> [YOUR INSTRUCTIONS]: Give a bare count of the lines with "JSON" in the material below.

──────── DATA IN THIS EXERCISE ────────

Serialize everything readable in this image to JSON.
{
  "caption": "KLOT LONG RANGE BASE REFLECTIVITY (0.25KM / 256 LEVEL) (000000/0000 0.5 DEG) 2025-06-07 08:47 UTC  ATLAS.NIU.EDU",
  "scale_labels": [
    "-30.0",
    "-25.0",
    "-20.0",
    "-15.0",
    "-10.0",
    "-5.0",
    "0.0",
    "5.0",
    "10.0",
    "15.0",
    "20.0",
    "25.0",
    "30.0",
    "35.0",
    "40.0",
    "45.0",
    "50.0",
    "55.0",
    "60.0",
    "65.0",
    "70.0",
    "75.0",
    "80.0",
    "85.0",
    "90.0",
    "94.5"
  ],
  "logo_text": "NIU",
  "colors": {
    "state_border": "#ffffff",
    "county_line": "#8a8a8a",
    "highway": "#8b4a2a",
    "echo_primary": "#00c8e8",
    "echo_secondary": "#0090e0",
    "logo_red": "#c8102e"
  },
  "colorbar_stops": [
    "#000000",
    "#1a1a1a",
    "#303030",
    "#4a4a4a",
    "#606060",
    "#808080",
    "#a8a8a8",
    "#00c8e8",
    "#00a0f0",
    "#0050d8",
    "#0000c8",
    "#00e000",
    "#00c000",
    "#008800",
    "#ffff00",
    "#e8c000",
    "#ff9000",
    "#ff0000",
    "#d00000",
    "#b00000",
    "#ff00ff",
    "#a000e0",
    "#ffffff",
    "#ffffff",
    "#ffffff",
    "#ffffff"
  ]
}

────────
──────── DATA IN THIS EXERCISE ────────

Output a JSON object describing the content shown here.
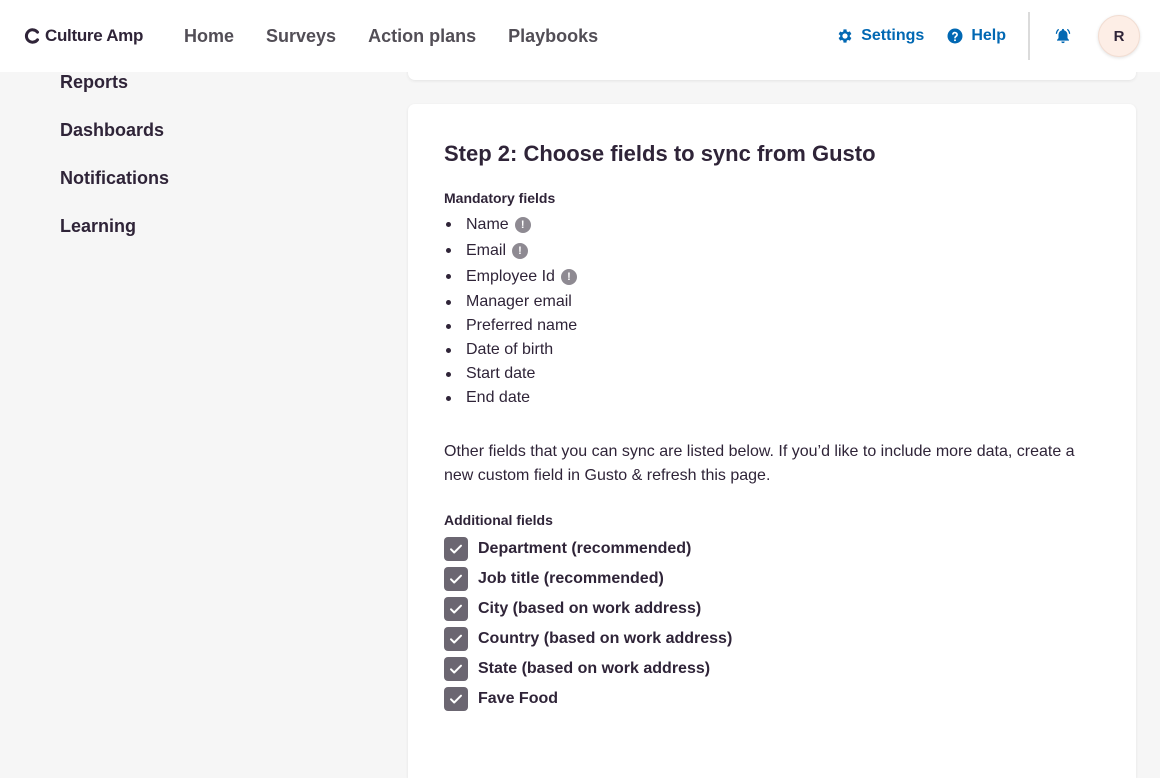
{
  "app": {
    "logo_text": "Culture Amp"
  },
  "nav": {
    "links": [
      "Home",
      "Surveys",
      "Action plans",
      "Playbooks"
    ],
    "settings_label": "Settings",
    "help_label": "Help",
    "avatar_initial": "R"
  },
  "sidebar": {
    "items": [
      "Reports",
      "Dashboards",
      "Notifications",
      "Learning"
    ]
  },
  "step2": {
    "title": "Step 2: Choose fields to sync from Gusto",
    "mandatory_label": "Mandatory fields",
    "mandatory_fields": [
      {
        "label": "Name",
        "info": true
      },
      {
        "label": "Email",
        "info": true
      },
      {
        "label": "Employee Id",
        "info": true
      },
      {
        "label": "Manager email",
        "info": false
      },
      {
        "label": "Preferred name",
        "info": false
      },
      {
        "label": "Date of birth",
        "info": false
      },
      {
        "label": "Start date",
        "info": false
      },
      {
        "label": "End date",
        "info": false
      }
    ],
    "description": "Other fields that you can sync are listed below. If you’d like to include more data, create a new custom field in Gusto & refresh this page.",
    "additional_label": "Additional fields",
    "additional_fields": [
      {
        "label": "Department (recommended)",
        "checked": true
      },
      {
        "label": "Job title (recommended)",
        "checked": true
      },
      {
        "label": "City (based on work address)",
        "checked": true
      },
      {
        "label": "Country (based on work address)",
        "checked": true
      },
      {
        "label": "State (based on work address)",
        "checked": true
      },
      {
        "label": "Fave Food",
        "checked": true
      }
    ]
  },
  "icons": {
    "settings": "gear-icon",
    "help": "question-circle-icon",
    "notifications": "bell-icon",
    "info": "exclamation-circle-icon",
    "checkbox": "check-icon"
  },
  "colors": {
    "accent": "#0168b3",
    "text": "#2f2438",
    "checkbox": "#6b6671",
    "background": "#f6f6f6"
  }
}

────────

> [EXERCISE SOLUTION]: 2